::: The input

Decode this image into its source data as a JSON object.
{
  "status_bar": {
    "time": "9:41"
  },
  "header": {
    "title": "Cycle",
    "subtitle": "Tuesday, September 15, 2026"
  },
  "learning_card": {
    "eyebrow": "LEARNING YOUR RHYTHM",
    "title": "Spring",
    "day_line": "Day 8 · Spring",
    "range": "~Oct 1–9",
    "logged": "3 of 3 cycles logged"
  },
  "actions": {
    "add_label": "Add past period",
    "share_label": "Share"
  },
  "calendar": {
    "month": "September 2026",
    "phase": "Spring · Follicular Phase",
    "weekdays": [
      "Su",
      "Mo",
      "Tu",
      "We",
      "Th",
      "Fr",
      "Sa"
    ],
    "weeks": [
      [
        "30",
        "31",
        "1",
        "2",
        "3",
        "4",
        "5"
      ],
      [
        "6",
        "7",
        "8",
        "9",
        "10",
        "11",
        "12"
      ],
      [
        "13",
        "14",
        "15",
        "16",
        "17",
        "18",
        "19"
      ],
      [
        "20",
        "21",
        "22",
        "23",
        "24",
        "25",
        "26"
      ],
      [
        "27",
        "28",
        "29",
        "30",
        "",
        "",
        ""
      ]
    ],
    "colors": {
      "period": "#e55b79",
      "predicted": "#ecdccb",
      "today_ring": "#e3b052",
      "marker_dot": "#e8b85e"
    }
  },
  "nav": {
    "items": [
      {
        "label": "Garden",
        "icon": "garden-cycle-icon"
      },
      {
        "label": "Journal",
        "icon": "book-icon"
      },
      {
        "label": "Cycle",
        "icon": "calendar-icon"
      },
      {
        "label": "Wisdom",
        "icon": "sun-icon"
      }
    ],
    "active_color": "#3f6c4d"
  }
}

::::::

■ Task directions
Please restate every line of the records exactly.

■ Answer area
Decode this image into its source data as a JSON object.
{
  "status_bar": {
    "time": "9:41"
  },
  "header": {
    "title": "Cycle",
    "subtitle": "Tuesday, September 15, 2026"
  },
  "learning_card": {
    "eyebrow": "LEARNING YOUR RHYTHM",
    "title": "Spring",
    "day_line": "Day 8 · Spring",
    "range": "~Oct 1–9",
    "logged": "3 of 3 cycles logged"
  },
  "actions": {
    "add_label": "Add past period",
    "share_label": "Share"
  },
  "calendar": {
    "month": "September 2026",
    "phase": "Spring · Follicular Phase",
    "weekdays": [
      "Su",
      "Mo",
      "Tu",
      "We",
      "Th",
      "Fr",
      "Sa"
    ],
    "weeks": [
      [
        "30",
        "31",
        "1",
        "2",
        "3",
        "4",
        "5"
      ],
      [
        "6",
        "7",
        "8",
        "9",
        "10",
        "11",
        "12"
      ],
      [
        "13",
        "14",
        "15",
        "16",
        "17",
        "18",
        "19"
      ],
      [
        "20",
        "21",
        "22",
        "23",
        "24",
        "25",
        "26"
      ],
      [
        "27",
        "28",
        "29",
        "30",
        "",
        "",
        ""
      ]
    ],
    "colors": {
      "period": "#e55b79",
      "predicted": "#ecdccb",
      "today_ring": "#e3b052",
      "marker_dot": "#e8b85e"
    }
  },
  "nav": {
    "items": [
      {
        "label": "Garden",
        "icon": "garden-cycle-icon"
      },
      {
        "label": "Journal",
        "icon": "book-icon"
      },
      {
        "label": "Cycle",
        "icon": "calendar-icon"
      },
      {
        "label": "Wisdom",
        "icon": "sun-icon"
      }
    ],
    "active_color": "#3f6c4d"
  }
}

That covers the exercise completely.